This week, CVS filed for a special exemption permit for a 9,500 square-foot store at a busy intersection on Montauk Highway in Bridgehampton. Photo by Stephen J. Kotz.
By Mara Certic
After months of grumbling, hand-wringing and even a pair of protest marches, Bridgehampton residents’ fears that CVS Pharmacy would try to shoehorn a store into the busiest corner in the hamlet took a step closer to being realized this week.
According to Kyle Collins, Southampton Town’s planning and development administrator, Bridgehampton BNB IV Ventures, the company that owns the property at the northwest corner of Montauk Highway and the Bridgehampton-Sag Harbor Turnpike, has applied for a special exception permit from the Southampton Town Planning Board to open a 9,500-square-foot store at the site.
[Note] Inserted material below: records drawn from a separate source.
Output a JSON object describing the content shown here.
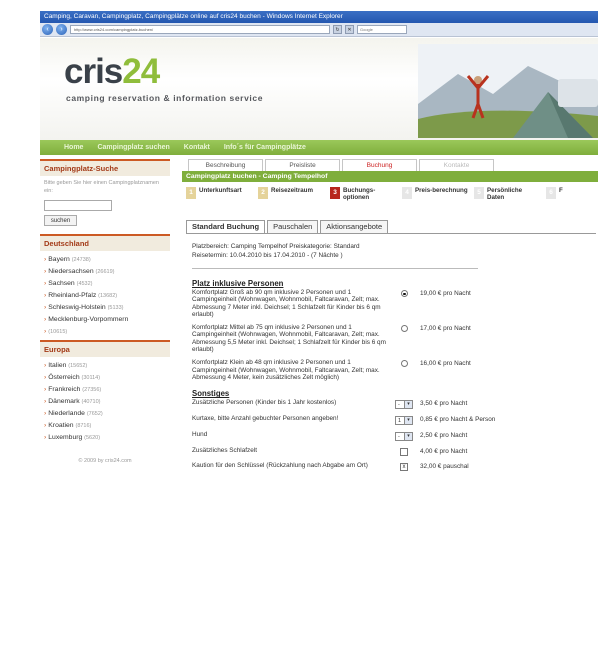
{
  "browser": {
    "title": "Camping, Caravan, Campingplatz, Campingplätze online auf cris24 buchen - Windows Internet Explorer",
    "url": "http://www.cris24.com/campingplatz-buchen/",
    "search_placeholder": "Google"
  },
  "site": {
    "logo_text": "cris",
    "logo_num": "24",
    "tagline": "camping reservation & information service"
  },
  "nav": [
    "Home",
    "Campingplatz suchen",
    "Kontakt",
    "Info´s für Campingplätze"
  ],
  "sidebar": {
    "search_title": "Campingplatz-Suche",
    "search_hint": "Bitte geben Sie hier einen Campingplatznamen ein:",
    "search_button": "suchen",
    "germany_title": "Deutschland",
    "germany": [
      {
        "name": "Bayern",
        "count": "(24738)"
      },
      {
        "name": "Niedersachsen",
        "count": "(26619)"
      },
      {
        "name": "Sachsen",
        "count": "(4532)"
      },
      {
        "name": "Rheinland-Pfalz",
        "count": "(13682)"
      },
      {
        "name": "Schleswig-Holstein",
        "count": "(5133)"
      },
      {
        "name": "Mecklenburg-Vorpommern",
        "count": ""
      }
    ],
    "mv_count": "(10615)",
    "europe_title": "Europa",
    "europe": [
      {
        "name": "Italien",
        "count": "(15652)"
      },
      {
        "name": "Österreich",
        "count": "(30114)"
      },
      {
        "name": "Frankreich",
        "count": "(27356)"
      },
      {
        "name": "Dänemark",
        "count": "(40710)"
      },
      {
        "name": "Niederlande",
        "count": "(7652)"
      },
      {
        "name": "Kroatien",
        "count": "(8716)"
      },
      {
        "name": "Luxemburg",
        "count": "(5620)"
      }
    ],
    "copyright": "© 2009 by cris24.com"
  },
  "main": {
    "top_tabs": [
      "Beschreibung",
      "Preisliste",
      "Buchung",
      "Kontakte"
    ],
    "booking_title": "Campingplatz buchen - Camping Tempelhof",
    "steps": [
      {
        "num": "1",
        "label": "Unterkunftsart"
      },
      {
        "num": "2",
        "label": "Reisezeitraum"
      },
      {
        "num": "3",
        "label": "Buchungs-optionen"
      },
      {
        "num": "4",
        "label": "Preis-berechnung"
      },
      {
        "num": "5",
        "label": "Persönliche Daten"
      },
      {
        "num": "6",
        "label": "F"
      }
    ],
    "sub_tabs": [
      "Standard Buchung",
      "Pauschalen",
      "Aktionsangebote"
    ],
    "area_line": "Platzbereich: Camping Tempelhof   Preiskategorie: Standard",
    "travel_line": "Reisetermin: 10.04.2010 bis 17.04.2010 - (7 Nächte )",
    "section1_title": "Platz inklusive Personen",
    "places": [
      {
        "desc": "Komfortplatz Groß ab 90 qm inklusive 2 Personen und 1 Campingeinheit (Wohnwagen, Wohnmobil, Faltcaravan, Zelt; max. Abmessung 7 Meter inkl. Deichsel; 1 Schlafzelt für Kinder bis 6 qm erlaubt)",
        "price": "19,00 € pro Nacht",
        "selected": true
      },
      {
        "desc": "Komfortplatz Mittel ab 75 qm inklusive 2 Personen und 1 Campingeinheit (Wohnwagen, Wohnmobil, Faltcaravan, Zelt; max. Abmessung 5,5 Meter inkl. Deichsel; 1 Schlafzelt für Kinder bis 6 qm erlaubt)",
        "price": "17,00 € pro Nacht",
        "selected": false
      },
      {
        "desc": "Komfortplatz Klein ab 48 qm inklusive 2 Personen und 1 Campingeinheit (Wohnwagen, Wohnmobil, Faltcaravan, Zelt; max. Abmessung 4 Meter, kein zusätzliches Zelt möglich)",
        "price": "16,00 € pro Nacht",
        "selected": false
      }
    ],
    "section2_title": "Sonstiges",
    "extras": [
      {
        "desc": "Zusätzliche Personen (Kinder bis 1 Jahr kostenlos)",
        "control": "select",
        "value": "-",
        "price": "3,50 € pro Nacht"
      },
      {
        "desc": "Kurtaxe, bitte Anzahl gebuchter Personen angeben!",
        "control": "select",
        "value": "1",
        "price": "0,85 € pro Nacht & Person"
      },
      {
        "desc": "Hund",
        "control": "select",
        "value": "-",
        "price": "2,50 € pro Nacht"
      },
      {
        "desc": "Zusätzliches Schlafzelt",
        "control": "checkbox",
        "value": "",
        "price": "4,00 € pro Nacht"
      },
      {
        "desc": "Kaution für den Schlüssel (Rückzahlung nach Abgabe am Ort)",
        "control": "checkbox",
        "value": "x",
        "price": "32,00 € pauschal"
      }
    ]
  }
}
“At 3:30 this afternoon I got an e-mail from Kyle Collins telling me that BNB IV Ventures has applied for the special exception before the planning board,” Nancy Walter Yvertes solemnly announced to members of the Bridgehampton Citizens Advisory Committee on Monday, July 28. Mr. Collins is the town’s planning and development administrator.
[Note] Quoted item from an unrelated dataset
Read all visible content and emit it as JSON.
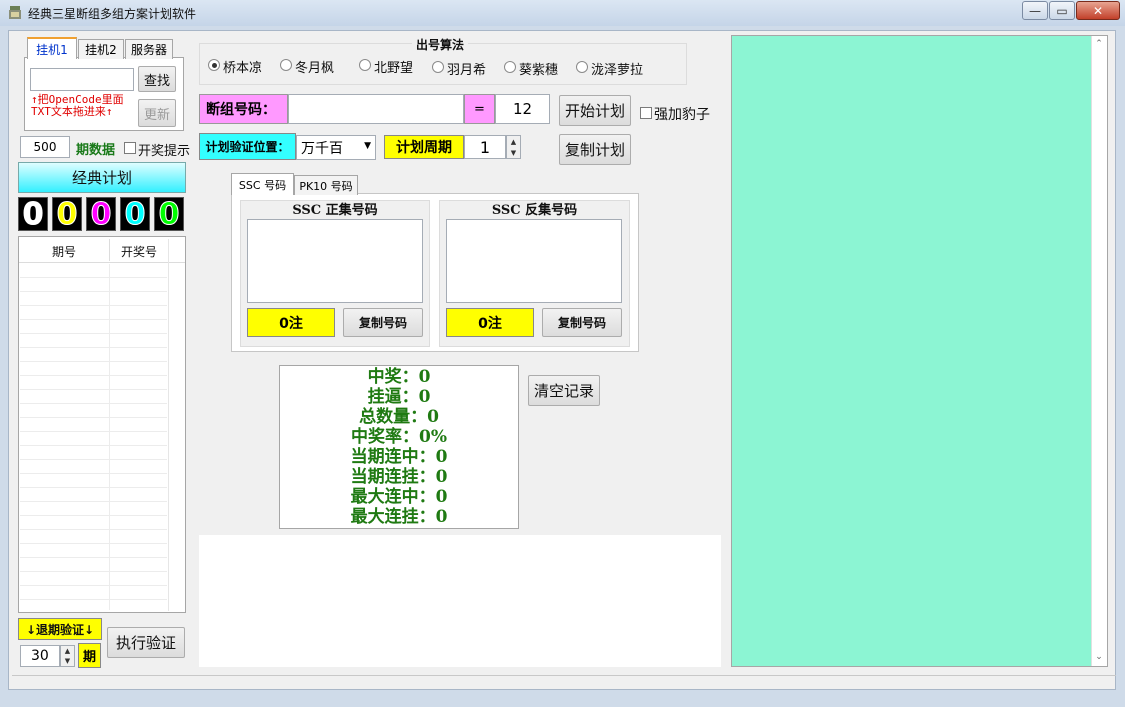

For months, the CAC, and a spin off group, Save Bridgehampton Main Street, has been fighting the proposed CVS through letter-writing campaigns, distributing petitions and even protesting.
Site plan approval has already been granted for a two-story building with 9,500 square feet of space at the site, but in the Village Business zoning district, businesses are limited to 5,000 square feet. Larger businesses are allowed only if a special exception permit is granted.
Members of the CAC and Save Bridgehampton Main Street have been writing letters to CVS executives for months but have not received any satisfactory response, they said.
“Now that the planning board has the file, we have the right to correspond with Dennis Finnerty and all of the people on the planning board,” Ms. Walter Yvertes told the other members of the CAC. Mr. Finnerty is the board’s chairman.
Ms. Walter Yvertes also announced that Steven Schneider, an engineer conducting a traffic study for Save Bridgehampton Main Street, had agreed to analyze the turning movements at both driveways to the site. There is a driveway on Montauk Highway and one at the end of Lumber Lane at the turnpike. The analysis would add $1,800 to the cost of the traffic study, she said.
“Originally, I did not think it was necessary, but rethinking it, it very well could be. It may lead us, for example, to recommending restrictions on vehicles entering and exiting the driveways because of the traffic flow and the geometrics of the closeness of those driveways to the major intersection,” Mr. Schneider wrote in an e-mail to Ms. Walter Yvertes on Friday, July 25.
Ms. Walter Yvertes commented that it should really be the town conducting the study and that town officials should be “encouraged to do their jobs.”
CAC member Julie Burmeister also announced that a videographer had been chosen to film the busy intersection as part of the study. She explained that for some reason, the traffic is at its heaviest at that spot at around 10:30 a.m., and so they will be filming the flow of cars, trucks and bicycles at that hectic time of day in an effort to prove that the already dangerous corner will likely become unbearable if the CVS plan is approved.
Many of the members of the CAC also sit on Save Bridgehampton Main Street, which has hired attorney Vince Messina to fight the CVS application. The Islip-based lawyer was recommended to the organization by Southampton Town Justice Deborah Kooperstein, a resident of Bridgehampton.
When members asked why a local lawyer had not been chosen, CAC-member Peter Wilson responded, “I think she picked him because she’s had experience with him and feels that he’s a top performing litigator and he also has a pretty formidable reputation in Suffolk County.”
Ms. Water Yvertes added that when she told Jeff Murphree, the town’s former planning and development administrator, who has been helping his in-laws fight the CVS application, of their choice of lawyer “his eyes started twinkling and he said ‘Oh, he’s very strong.’”
CAC members s found several parts of the special exception use standards that they believe the proposed CVS would not be able to comply with. One provision states that there must be sufficient off-street parking and truck loading spaces for the anticipated number of employees, patrons and visitors and that “the layout of the spaces and driveways is convenient and conducive to safe operation.”
Jim Olson asked the assembled members of the CAC if they thought that their efforts would prevail; they replied that it would probably come down to the other lawyer, Wayne Bruyn.
They anticipated that he would try to time the hearing for the wintertime, when fewer Bridgehampton homeowners are in town to voice their opinions.
According to an email from Mr. Collins, of the town’s Department of Land Management, the absolute earliest date that a public hearing would take place would be on November 13.
Ms. Walter Yvertes said that she thought it was unlikely that it would qualify for a special exception permit “unless Wayne Bruyn’s a magician.”
On Wednesday, Mr. Bruyn said that he was not involved with the application. He said it was not BNB IV Ventures, but CVS itself, which had filed the permit application. He said he does not represent the pharmacy company and has not prepared an application for it nor reviewed it at this time.
Mr. Messina was not available for comment by the time of this paper’s publication.